_EXERCISE GOAL_
Among the entries that follow, find every line with the word "false" and list it.

□ □ □ □

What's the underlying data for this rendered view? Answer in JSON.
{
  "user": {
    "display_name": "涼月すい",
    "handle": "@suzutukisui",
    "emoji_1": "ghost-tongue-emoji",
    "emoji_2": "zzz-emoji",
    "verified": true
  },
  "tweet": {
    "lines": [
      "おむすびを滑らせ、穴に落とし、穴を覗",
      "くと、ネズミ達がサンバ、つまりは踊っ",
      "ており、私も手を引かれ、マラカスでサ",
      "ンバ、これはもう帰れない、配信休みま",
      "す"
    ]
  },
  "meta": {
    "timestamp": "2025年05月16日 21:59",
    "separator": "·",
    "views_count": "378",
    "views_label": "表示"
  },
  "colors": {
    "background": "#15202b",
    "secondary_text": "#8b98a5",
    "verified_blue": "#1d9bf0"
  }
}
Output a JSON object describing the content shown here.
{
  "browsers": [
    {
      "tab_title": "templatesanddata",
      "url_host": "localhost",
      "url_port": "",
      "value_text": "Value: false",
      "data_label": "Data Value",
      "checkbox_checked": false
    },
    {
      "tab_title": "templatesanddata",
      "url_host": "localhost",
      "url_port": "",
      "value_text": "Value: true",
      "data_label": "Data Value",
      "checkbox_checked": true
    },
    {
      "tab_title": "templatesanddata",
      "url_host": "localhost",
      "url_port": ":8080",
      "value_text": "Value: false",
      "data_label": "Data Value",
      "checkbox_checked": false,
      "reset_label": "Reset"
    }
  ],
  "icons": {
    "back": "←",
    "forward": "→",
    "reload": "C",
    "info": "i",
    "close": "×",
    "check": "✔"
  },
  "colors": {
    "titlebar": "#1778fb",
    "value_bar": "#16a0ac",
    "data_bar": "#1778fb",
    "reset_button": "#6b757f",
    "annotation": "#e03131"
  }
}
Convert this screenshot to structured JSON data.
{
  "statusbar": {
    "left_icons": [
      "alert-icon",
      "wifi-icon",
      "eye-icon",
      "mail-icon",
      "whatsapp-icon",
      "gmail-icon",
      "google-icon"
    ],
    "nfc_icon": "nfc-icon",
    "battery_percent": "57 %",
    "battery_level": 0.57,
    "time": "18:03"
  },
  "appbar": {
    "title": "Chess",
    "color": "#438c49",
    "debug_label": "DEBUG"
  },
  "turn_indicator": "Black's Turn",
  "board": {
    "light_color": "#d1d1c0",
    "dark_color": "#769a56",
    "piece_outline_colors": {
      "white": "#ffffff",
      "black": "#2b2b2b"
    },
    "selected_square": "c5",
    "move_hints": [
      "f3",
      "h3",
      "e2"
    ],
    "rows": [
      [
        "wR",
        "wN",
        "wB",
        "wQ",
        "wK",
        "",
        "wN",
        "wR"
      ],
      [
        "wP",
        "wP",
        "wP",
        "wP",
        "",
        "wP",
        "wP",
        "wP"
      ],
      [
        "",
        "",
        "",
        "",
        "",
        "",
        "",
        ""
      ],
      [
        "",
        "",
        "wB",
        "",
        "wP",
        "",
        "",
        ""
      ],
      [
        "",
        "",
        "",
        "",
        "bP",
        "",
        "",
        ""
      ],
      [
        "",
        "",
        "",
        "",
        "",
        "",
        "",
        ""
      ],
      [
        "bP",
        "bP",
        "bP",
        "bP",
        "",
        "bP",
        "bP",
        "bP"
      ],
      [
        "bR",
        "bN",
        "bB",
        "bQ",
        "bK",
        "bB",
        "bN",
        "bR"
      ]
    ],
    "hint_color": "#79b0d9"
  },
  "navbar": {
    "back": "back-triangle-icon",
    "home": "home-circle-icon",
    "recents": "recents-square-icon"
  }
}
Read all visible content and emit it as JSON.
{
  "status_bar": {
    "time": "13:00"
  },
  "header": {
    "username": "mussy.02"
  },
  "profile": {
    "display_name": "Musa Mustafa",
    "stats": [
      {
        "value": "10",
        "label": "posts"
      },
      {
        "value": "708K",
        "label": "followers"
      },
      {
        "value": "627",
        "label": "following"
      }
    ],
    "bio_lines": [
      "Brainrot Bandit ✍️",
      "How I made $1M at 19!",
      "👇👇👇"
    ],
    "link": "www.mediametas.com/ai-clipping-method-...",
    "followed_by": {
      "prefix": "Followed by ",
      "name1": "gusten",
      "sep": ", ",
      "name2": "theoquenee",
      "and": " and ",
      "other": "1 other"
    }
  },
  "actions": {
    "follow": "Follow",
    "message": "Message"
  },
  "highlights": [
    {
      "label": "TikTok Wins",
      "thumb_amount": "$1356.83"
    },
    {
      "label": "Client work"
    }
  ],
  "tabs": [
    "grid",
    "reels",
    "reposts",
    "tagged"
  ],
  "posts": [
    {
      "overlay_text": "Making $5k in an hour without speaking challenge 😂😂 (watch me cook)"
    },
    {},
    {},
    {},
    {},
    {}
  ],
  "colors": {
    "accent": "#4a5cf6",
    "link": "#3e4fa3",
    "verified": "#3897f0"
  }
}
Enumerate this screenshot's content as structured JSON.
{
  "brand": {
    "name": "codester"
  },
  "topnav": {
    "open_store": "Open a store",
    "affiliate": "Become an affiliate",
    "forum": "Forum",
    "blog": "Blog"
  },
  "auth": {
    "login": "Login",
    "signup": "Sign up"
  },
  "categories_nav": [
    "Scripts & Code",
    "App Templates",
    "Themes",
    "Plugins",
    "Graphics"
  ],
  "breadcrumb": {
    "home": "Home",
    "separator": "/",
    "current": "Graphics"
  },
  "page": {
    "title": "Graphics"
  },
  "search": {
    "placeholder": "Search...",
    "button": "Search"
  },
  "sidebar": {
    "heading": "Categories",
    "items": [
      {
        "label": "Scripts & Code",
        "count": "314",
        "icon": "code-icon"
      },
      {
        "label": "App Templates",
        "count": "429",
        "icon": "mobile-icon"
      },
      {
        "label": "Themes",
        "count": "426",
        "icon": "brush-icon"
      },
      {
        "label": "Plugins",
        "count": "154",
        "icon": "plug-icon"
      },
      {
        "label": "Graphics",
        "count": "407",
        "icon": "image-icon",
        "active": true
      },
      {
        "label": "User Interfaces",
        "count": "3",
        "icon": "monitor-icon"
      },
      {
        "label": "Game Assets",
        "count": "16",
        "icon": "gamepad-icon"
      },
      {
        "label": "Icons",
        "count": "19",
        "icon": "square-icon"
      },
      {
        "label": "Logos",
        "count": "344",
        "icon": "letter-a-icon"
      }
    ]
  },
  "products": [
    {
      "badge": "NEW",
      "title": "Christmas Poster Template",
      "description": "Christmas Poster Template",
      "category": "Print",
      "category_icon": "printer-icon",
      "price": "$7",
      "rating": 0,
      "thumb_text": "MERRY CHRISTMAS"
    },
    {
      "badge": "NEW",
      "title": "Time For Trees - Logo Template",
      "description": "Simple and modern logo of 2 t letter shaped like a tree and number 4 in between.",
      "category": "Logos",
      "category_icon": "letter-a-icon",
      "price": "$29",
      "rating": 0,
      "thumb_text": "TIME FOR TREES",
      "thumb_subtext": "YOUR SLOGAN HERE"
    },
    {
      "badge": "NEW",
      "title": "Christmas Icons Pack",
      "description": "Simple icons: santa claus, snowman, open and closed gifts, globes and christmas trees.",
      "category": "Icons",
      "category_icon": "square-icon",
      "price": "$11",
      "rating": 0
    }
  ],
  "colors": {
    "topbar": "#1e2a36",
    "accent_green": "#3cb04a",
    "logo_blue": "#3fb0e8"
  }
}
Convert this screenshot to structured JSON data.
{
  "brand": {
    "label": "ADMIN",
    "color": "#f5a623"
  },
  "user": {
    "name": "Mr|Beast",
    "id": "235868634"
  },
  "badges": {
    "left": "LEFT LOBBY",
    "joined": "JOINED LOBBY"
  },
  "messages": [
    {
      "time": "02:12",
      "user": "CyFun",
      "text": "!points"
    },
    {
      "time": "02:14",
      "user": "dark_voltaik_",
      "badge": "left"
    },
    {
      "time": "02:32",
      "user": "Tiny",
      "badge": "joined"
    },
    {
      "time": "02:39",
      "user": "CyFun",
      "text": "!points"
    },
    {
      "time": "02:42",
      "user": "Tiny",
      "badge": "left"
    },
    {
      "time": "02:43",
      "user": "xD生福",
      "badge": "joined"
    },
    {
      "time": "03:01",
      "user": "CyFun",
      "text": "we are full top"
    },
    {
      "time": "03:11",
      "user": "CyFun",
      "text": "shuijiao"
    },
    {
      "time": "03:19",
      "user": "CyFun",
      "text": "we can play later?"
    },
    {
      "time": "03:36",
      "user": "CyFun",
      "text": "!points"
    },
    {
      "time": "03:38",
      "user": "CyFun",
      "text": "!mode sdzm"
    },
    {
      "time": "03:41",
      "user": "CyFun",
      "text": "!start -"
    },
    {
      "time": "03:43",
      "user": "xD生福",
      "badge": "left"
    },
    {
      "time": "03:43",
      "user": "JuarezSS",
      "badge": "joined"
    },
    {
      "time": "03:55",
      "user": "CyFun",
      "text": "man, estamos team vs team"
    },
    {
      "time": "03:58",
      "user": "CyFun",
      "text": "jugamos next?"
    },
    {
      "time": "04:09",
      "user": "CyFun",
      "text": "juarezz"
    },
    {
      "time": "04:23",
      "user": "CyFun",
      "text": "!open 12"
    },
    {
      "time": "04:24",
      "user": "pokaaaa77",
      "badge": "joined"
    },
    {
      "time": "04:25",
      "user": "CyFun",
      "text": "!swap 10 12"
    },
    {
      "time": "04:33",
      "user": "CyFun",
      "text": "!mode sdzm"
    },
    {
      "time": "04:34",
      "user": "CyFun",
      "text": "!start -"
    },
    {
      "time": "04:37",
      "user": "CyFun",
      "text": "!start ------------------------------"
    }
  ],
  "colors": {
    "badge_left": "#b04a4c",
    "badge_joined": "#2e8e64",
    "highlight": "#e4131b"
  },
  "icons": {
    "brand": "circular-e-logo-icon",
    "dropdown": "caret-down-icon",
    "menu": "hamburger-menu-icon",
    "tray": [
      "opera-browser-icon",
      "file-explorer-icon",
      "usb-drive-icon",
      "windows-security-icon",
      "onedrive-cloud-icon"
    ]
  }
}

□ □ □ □

_OUTPUT_
      "value_text": "Value: false",
      "checkbox_checked": false
      "value_text": "Value: false",
      "checkbox_checked": false,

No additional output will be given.